> _PROBLEM REQUIREMENTS_
Copy every record word for word. Pictures are not part of the copy.

> _TASK DATA_
======

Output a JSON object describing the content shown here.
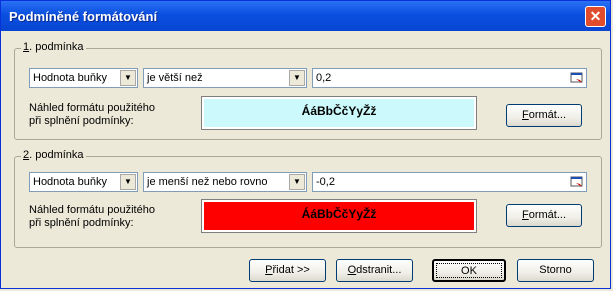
{
  "window": {
    "title": "Podmíněné formátování"
  },
  "conditions": [
    {
      "label_key": "1",
      "label_rest": ". podmínka",
      "type": "Hodnota buňky",
      "operator": "je větší než",
      "value": "0,2",
      "preview_label_line1": "Náhled formátu použitého",
      "preview_label_line2": "při splnění podmínky:",
      "preview_text": "ÁáBbČčYyŽž",
      "preview_bg": "#ccf9fb",
      "format_key": "F",
      "format_rest": "ormát..."
    },
    {
      "label_key": "2",
      "label_rest": ". podmínka",
      "type": "Hodnota buňky",
      "operator": "je menší než nebo rovno",
      "value": "-0,2",
      "preview_label_line1": "Náhled formátu použitého",
      "preview_label_line2": "při splnění podmínky:",
      "preview_text": "ÁáBbČčYyŽž",
      "preview_bg": "#ff0000",
      "format_key": "F",
      "format_rest": "ormát..."
    }
  ],
  "buttons": {
    "add_key": "P",
    "add_rest": "řidat >>",
    "remove_key": "O",
    "remove_rest": "dstranit...",
    "ok": "OK",
    "cancel": "Storno"
  },
  "icons": {
    "close": "close-x",
    "collapse": "collapse-dialog"
  }
}
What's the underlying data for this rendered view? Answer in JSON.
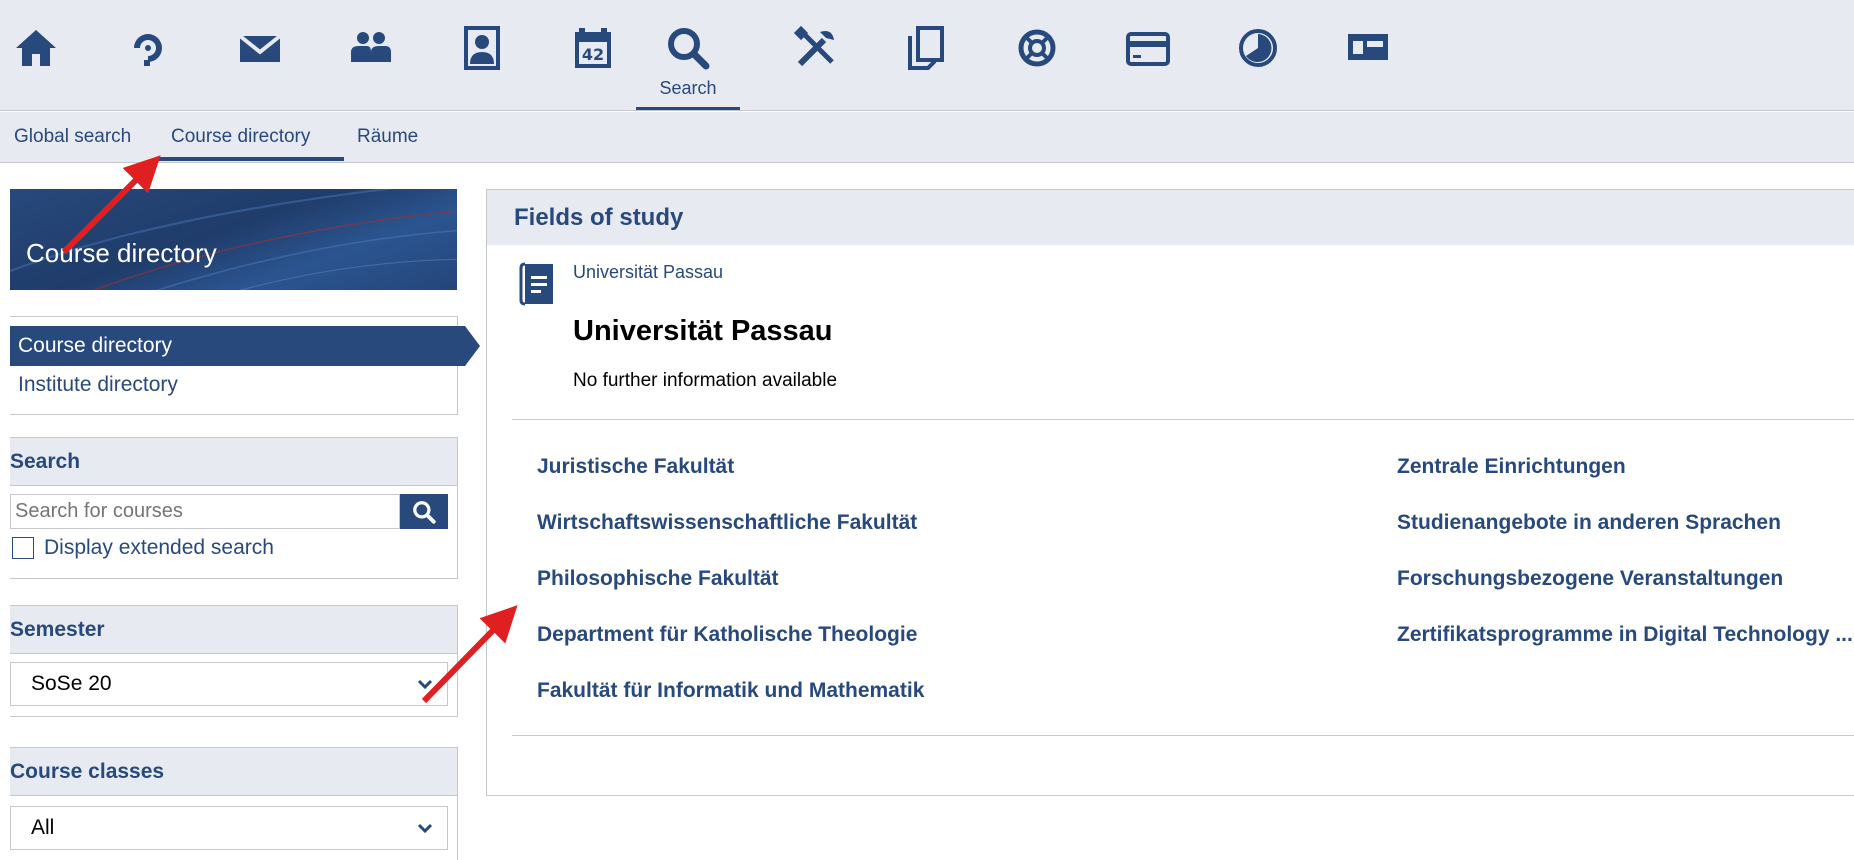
{
  "topnav": {
    "icons": [
      {
        "name": "home-icon"
      },
      {
        "name": "activity-icon"
      },
      {
        "name": "mail-icon"
      },
      {
        "name": "community-icon"
      },
      {
        "name": "profile-icon"
      },
      {
        "name": "calendar-icon",
        "text": "42"
      },
      {
        "name": "search-icon",
        "label": "Search",
        "active": true
      },
      {
        "name": "tools-icon"
      },
      {
        "name": "files-icon"
      },
      {
        "name": "help-icon"
      },
      {
        "name": "card-icon"
      },
      {
        "name": "stats-icon"
      },
      {
        "name": "dashboard-icon"
      }
    ]
  },
  "subnav": {
    "items": [
      {
        "label": "Global search"
      },
      {
        "label": "Course directory",
        "active": true
      },
      {
        "label": "Räume"
      }
    ]
  },
  "sidebar": {
    "header_title": "Course directory",
    "nav": [
      {
        "label": "Course directory",
        "active": true
      },
      {
        "label": "Institute directory"
      }
    ],
    "search": {
      "title": "Search",
      "placeholder": "Search for courses",
      "checkbox_label": "Display extended search"
    },
    "semester": {
      "title": "Semester",
      "selected": "SoSe 20"
    },
    "course_classes": {
      "title": "Course classes",
      "selected": "All"
    }
  },
  "main": {
    "header": "Fields of study",
    "breadcrumb": "Universität Passau",
    "title": "Universität Passau",
    "info": "No further information available",
    "faculties_left": [
      "Juristische Fakultät",
      "Wirtschaftswissenschaftliche Fakultät",
      "Philosophische Fakultät",
      "Department für Katholische Theologie",
      "Fakultät für Informatik und Mathematik"
    ],
    "faculties_right": [
      "Zentrale Einrichtungen",
      "Studienangebote in anderen Sprachen",
      "Forschungsbezogene Veranstaltungen",
      "Zertifikatsprogramme in Digital Technology ..."
    ]
  },
  "colors": {
    "primary": "#28497c",
    "bar_bg": "#e7ebf1",
    "border": "#c5c7ca",
    "annotation": "#e02020"
  }
}
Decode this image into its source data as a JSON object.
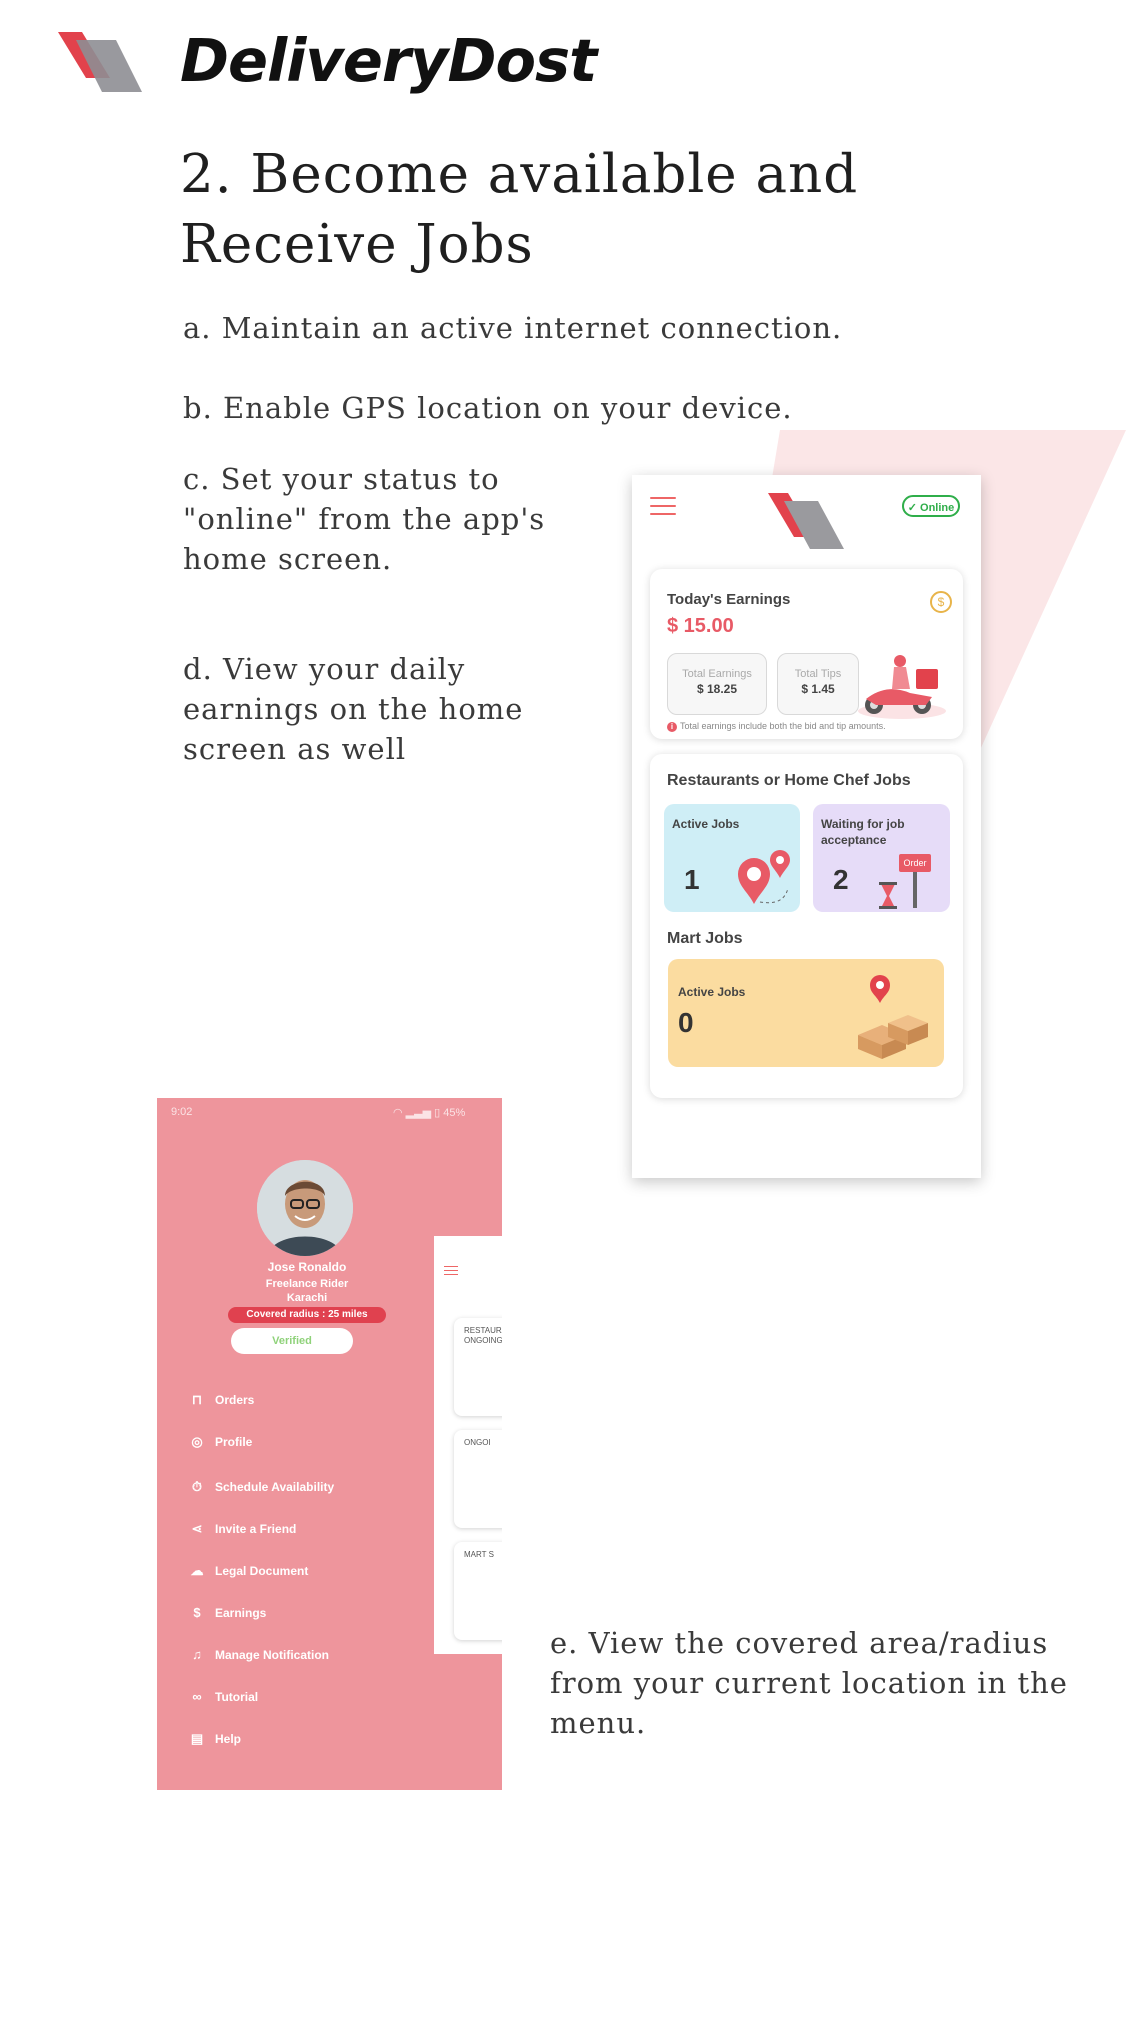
{
  "brand": {
    "name": "DeliveryDost",
    "logo_icon": "slanted-parallelogram-logo",
    "accent": "#e2424c"
  },
  "heading": "2. Become available and Receive Jobs",
  "steps": {
    "a": "a. Maintain an active internet connection.",
    "b": "b. Enable GPS location on your device.",
    "c": "c. Set your status to \"online\" from the app's home screen.",
    "d": "d. View your daily earnings on the home screen as well",
    "e": "e. View the covered area/radius from your current location in the menu."
  },
  "home_screen": {
    "menu_icon": "hamburger-icon",
    "status_label": "Online",
    "earnings": {
      "title": "Today's Earnings",
      "amount": "$ 15.00",
      "coin_icon": "dollar-coin-icon",
      "total_earnings_label": "Total Earnings",
      "total_earnings_value": "$ 18.25",
      "total_tips_label": "Total Tips",
      "total_tips_value": "$ 1.45",
      "note": "Total earnings include both the bid and tip amounts."
    },
    "jobs": {
      "title": "Restaurants or Home Chef Jobs",
      "active_label": "Active Jobs",
      "active_count": "1",
      "waiting_label": "Waiting for job acceptance",
      "waiting_count": "2",
      "order_sign": "Order",
      "mart_title": "Mart Jobs",
      "mart_active_label": "Active Jobs",
      "mart_active_count": "0"
    }
  },
  "menu_screen": {
    "status_time": "9:02",
    "battery": "45%",
    "profile": {
      "name": "Jose Ronaldo",
      "role": "Freelance Rider",
      "city": "Karachi",
      "radius": "Covered radius : 25 miles",
      "verified": "Verified"
    },
    "items": [
      {
        "label": "Orders",
        "icon": "shopping-bag-icon"
      },
      {
        "label": "Profile",
        "icon": "user-circle-icon"
      },
      {
        "label": "Schedule Availability",
        "icon": "timer-icon"
      },
      {
        "label": "Invite a Friend",
        "icon": "share-icon"
      },
      {
        "label": "Legal Document",
        "icon": "cloud-icon"
      },
      {
        "label": "Earnings",
        "icon": "dollar-circle-icon"
      },
      {
        "label": "Manage Notification",
        "icon": "bell-icon"
      },
      {
        "label": "Tutorial",
        "icon": "link-icon"
      },
      {
        "label": "Help",
        "icon": "document-icon"
      }
    ],
    "peek": {
      "card1": "RESTAURA\nONGOING",
      "card2": "ONGOI",
      "card3": "MART S"
    }
  }
}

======

> _YOUR RESPONSE_
Output a JSON object describing the content shown here.
{
  "window": {
    "title": "Podmíněné formátování"
  },
  "conditions": [
    {
      "label_key": "1",
      "label_rest": ". podmínka",
      "type": "Hodnota buňky",
      "operator": "je větší než",
      "value": "0,2",
      "preview_label_line1": "Náhled formátu použitého",
      "preview_label_line2": "při splnění podmínky:",
      "preview_text": "ÁáBbČčYyŽž",
      "preview_bg": "#ccf9fb",
      "format_key": "F",
      "format_rest": "ormát..."
    },
    {
      "label_key": "2",
      "label_rest": ". podmínka",
      "type": "Hodnota buňky",
      "operator": "je menší než nebo rovno",
      "value": "-0,2",
      "preview_label_line1": "Náhled formátu použitého",
      "preview_label_line2": "při splnění podmínky:",
      "preview_text": "ÁáBbČčYyŽž",
      "preview_bg": "#ff0000",
      "format_key": "F",
      "format_rest": "ormát..."
    }
  ],
  "buttons": {
    "add_key": "P",
    "add_rest": "řidat >>",
    "remove_key": "O",
    "remove_rest": "dstranit...",
    "ok": "OK",
    "cancel": "Storno"
  },
  "icons": {
    "close": "close-x",
    "collapse": "collapse-dialog"
  }
}
What's the underlying data for this rendered view? Answer in JSON.
{
  "topnav": {
    "icons": [
      {
        "name": "home-icon"
      },
      {
        "name": "activity-icon"
      },
      {
        "name": "mail-icon"
      },
      {
        "name": "community-icon"
      },
      {
        "name": "profile-icon"
      },
      {
        "name": "calendar-icon",
        "text": "42"
      },
      {
        "name": "search-icon",
        "label": "Search",
        "active": true
      },
      {
        "name": "tools-icon"
      },
      {
        "name": "files-icon"
      },
      {
        "name": "help-icon"
      },
      {
        "name": "card-icon"
      },
      {
        "name": "stats-icon"
      },
      {
        "name": "dashboard-icon"
      }
    ]
  },
  "subnav": {
    "items": [
      {
        "label": "Global search"
      },
      {
        "label": "Course directory",
        "active": true
      },
      {
        "label": "Räume"
      }
    ]
  },
  "sidebar": {
    "header_title": "Course directory",
    "nav": [
      {
        "label": "Course directory",
        "active": true
      },
      {
        "label": "Institute directory"
      }
    ],
    "search": {
      "title": "Search",
      "placeholder": "Search for courses",
      "checkbox_label": "Display extended search"
    },
    "semester": {
      "title": "Semester",
      "selected": "SoSe 20"
    },
    "course_classes": {
      "title": "Course classes",
      "selected": "All"
    }
  },
  "main": {
    "header": "Fields of study",
    "breadcrumb": "Universität Passau",
    "title": "Universität Passau",
    "info": "No further information available",
    "faculties_left": [
      "Juristische Fakultät",
      "Wirtschaftswissenschaftliche Fakultät",
      "Philosophische Fakultät",
      "Department für Katholische Theologie",
      "Fakultät für Informatik und Mathematik"
    ],
    "faculties_right": [
      "Zentrale Einrichtungen",
      "Studienangebote in anderen Sprachen",
      "Forschungsbezogene Veranstaltungen",
      "Zertifikatsprogramme in Digital Technology ..."
    ]
  },
  "colors": {
    "primary": "#28497c",
    "bar_bg": "#e7ebf1",
    "border": "#c5c7ca",
    "annotation": "#e02020"
  }
}
Decode this image into its source data as a JSON object.
{
  "brand": {
    "name": "DeliveryDost",
    "logo_icon": "slanted-parallelogram-logo",
    "accent": "#e2424c"
  },
  "heading": "2. Become available and Receive Jobs",
  "steps": {
    "a": "a. Maintain an active internet connection.",
    "b": "b. Enable GPS location on your device.",
    "c": "c. Set your status to \"online\" from the app's home screen.",
    "d": "d. View your daily earnings on the home screen as well",
    "e": "e. View the covered area/radius from your current location in the menu."
  },
  "home_screen": {
    "menu_icon": "hamburger-icon",
    "status_label": "Online",
    "earnings": {
      "title": "Today's Earnings",
      "amount": "$ 15.00",
      "coin_icon": "dollar-coin-icon",
      "total_earnings_label": "Total Earnings",
      "total_earnings_value": "$ 18.25",
      "total_tips_label": "Total Tips",
      "total_tips_value": "$ 1.45",
      "note": "Total earnings include both the bid and tip amounts."
    },
    "jobs": {
      "title": "Restaurants or Home Chef Jobs",
      "active_label": "Active Jobs",
      "active_count": "1",
      "waiting_label": "Waiting for job acceptance",
      "waiting_count": "2",
      "order_sign": "Order",
      "mart_title": "Mart Jobs",
      "mart_active_label": "Active Jobs",
      "mart_active_count": "0"
    }
  },
  "menu_screen": {
    "status_time": "9:02",
    "battery": "45%",
    "profile": {
      "name": "Jose Ronaldo",
      "role": "Freelance Rider",
      "city": "Karachi",
      "radius": "Covered radius : 25 miles",
      "verified": "Verified"
    },
    "items": [
      {
        "label": "Orders",
        "icon": "shopping-bag-icon"
      },
      {
        "label": "Profile",
        "icon": "user-circle-icon"
      },
      {
        "label": "Schedule Availability",
        "icon": "timer-icon"
      },
      {
        "label": "Invite a Friend",
        "icon": "share-icon"
      },
      {
        "label": "Legal Document",
        "icon": "cloud-icon"
      },
      {
        "label": "Earnings",
        "icon": "dollar-circle-icon"
      },
      {
        "label": "Manage Notification",
        "icon": "bell-icon"
      },
      {
        "label": "Tutorial",
        "icon": "link-icon"
      },
      {
        "label": "Help",
        "icon": "document-icon"
      }
    ],
    "peek": {
      "card1": "RESTAURA\nONGOING",
      "card2": "ONGOI",
      "card3": "MART S"
    }
  }
}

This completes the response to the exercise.